When we sing of God’s grace for ourselves, we see grace as amazing. It’s about rescuing someone sinking in sin—like we were swept away by flood waters through no fault of our own. Or we were hit by temptation—like a poor pedestrian crossing the street when a big SIN truck comes careening around the corner and nails us. We never had a chance.

That’s amazing grace. Grace that saves us; grace that rescues us.

But when amazing grace upon amazing grace is poured out in overflowing measure to someone else—someone who deserves to be punished, someone who should be held accountable, someone who needs to feel the heavy hand of the law, someone who needs justice administered severely—when grace comes to the person who offends us, we are outraged. We are incensed. It’s not fair that that person should get away with murder.

That’s when we are scandalized by grace: when someone who deserves judgment gets off Scott free, it’s scandalous.

The irony is that we are people who deserve judgment—not grace. Each one of us deserves judgment. We all have sinned and fallen short of the glory of God. There is none of us who is righteous, no not one. We all, like sheep, have gone astray and wandered away from the Shepherd. None of us deserve grace.

But that’s why it is grace. God’s outrageous gift of grace is a scandal to anyone with a sense of justice—a sense of right and wrong.

Grace is a gift. It’s the free gift of God. It is given to people who do not deserve it. Like you and me. It’s amazing…but it’s also scandalous—how God’s gift gets us off the hook, how we are not held accountable, how God keeps pouring it on, day after day, fresh grace for each new day, though we don’t deserve it.

If grace is not a scandal to you, it probably also no longer amazes you.
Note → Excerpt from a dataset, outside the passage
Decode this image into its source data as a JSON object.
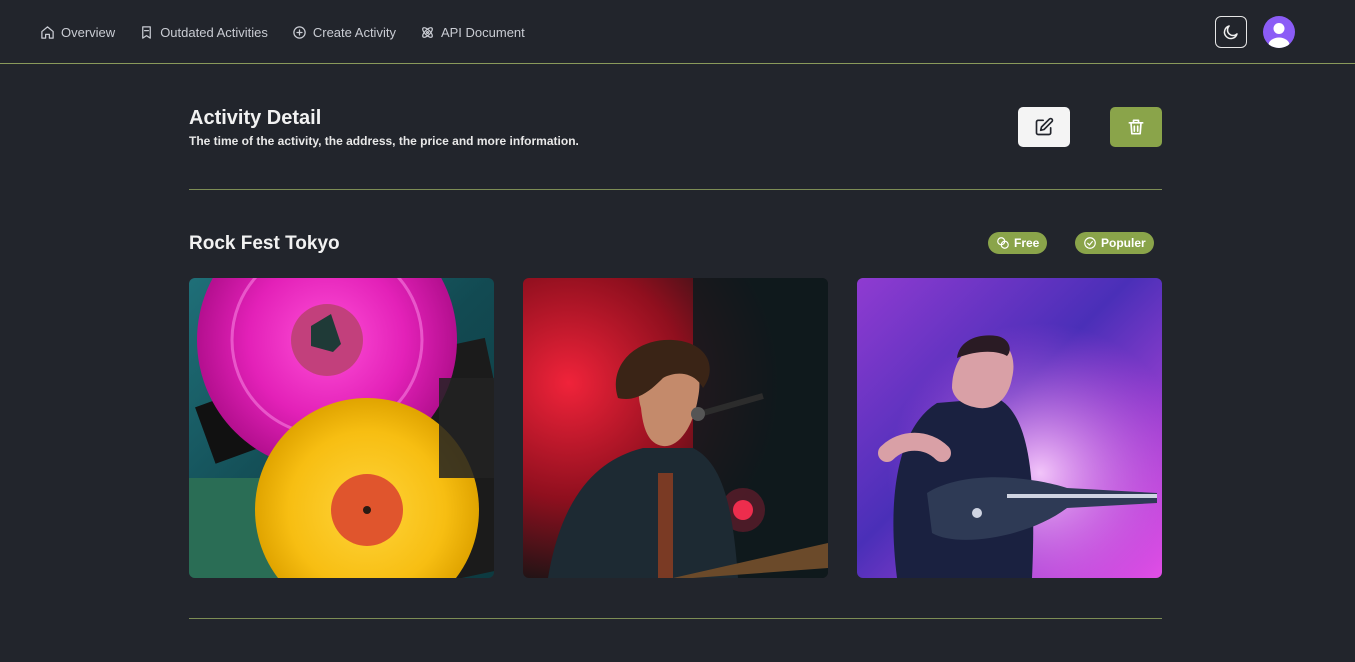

If you’re not scandalized by grace, then you probably need to stand again before the cross. See the judgment poured out upon Jesus.

If you somehow expect grace or think you deserve grace, then you need once again to see how justice was accomplished. It was what we deserved, but Jesus took our place and suffered our punishment—so we could receive God’s gift of grace. And he keeps pouring it on, day after day.
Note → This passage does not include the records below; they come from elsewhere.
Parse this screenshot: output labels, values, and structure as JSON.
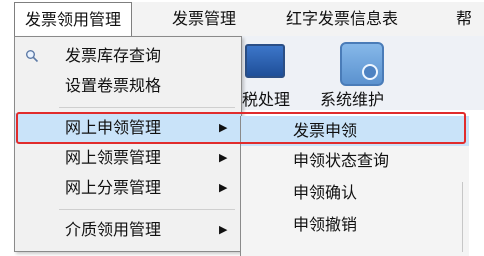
{
  "menubar": {
    "items": [
      {
        "label": "发票领用管理"
      },
      {
        "label": "发票管理"
      },
      {
        "label": "红字发票信息表"
      },
      {
        "label": "帮"
      }
    ]
  },
  "toolbar": {
    "labels": [
      "税处理",
      "系统维护"
    ],
    "icons": [
      "monitor-icon",
      "folder-settings-icon"
    ]
  },
  "dropdown": {
    "items": [
      {
        "label": "发票库存查询",
        "icon": "magnifier-icon"
      },
      {
        "label": "设置卷票规格"
      },
      {
        "label": "网上申领管理",
        "has_submenu": true
      },
      {
        "label": "网上领票管理",
        "has_submenu": true
      },
      {
        "label": "网上分票管理",
        "has_submenu": true
      },
      {
        "label": "介质领用管理",
        "has_submenu": true
      }
    ],
    "arrow_symbol": "▶"
  },
  "submenu": {
    "items": [
      {
        "label": "发票申领"
      },
      {
        "label": "申领状态查询"
      },
      {
        "label": "申领确认"
      },
      {
        "label": "申领撤销"
      }
    ]
  },
  "colors": {
    "highlight": "#c9e3f9",
    "annotation_red": "#e12c2c"
  }
}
[John 1:16, AMPLIFIED] For out of His fullness (abundance) we have all received [all had a share and we were all supplied with] one grace after another and spiritual blessing upon spiritual blessing and even favor upon favor and gift [heaped] upon gift.

You may have got off Scott free, but Jesus didn’t. So grace really means a double scandal—not only was the sinner let off, but the sinless One was held accountable for your sin. Jesus paid the price.

We talk about the gift of Christmas and we think about the Savior born as a baby, the gift of God to the world. But the real gift is what that baby did after he grew up.

He lived a perfect life. He was without sin—the only one in history who did not deserve to die, yet he gave his life as a sacrifice for us. He took the abuse and the anger and the outrage of the world upon himself.

He gave himself up in the Garden; he stood silently before his accusers; he took the beating—the wicked whip, the thorns, the abuse; he permitted his body to be stretched out on the cross, fastened to the beams by nails driven through his hands and feet.

It was a scandal! He was God in the flesh—God who had healed the sick and raised the dead and multiplied the loaves and calmed the stormy seas. He was God and could easily have overwhelmed his tormenters—but he gave himself up on our behalf.

It was a scandal that God would take our place. But the scandal shows us what was in God’s heart. It reveals his infinite love and his immeasureable passion for us. That was his gift to us, his grace to us.

A song came out last year (from Hillsong) called “The Scandal of Grace.” Some of the lyrics go like this:

Grace, what have You done? / Murdered for me on that cross
Accused in absence of wrong / My sin washed away in Your blood
Too much to make sense of it all / I know that Your love breaks my fall
The scandal of grace, You died in my place / So my soul will live

Meet the Giver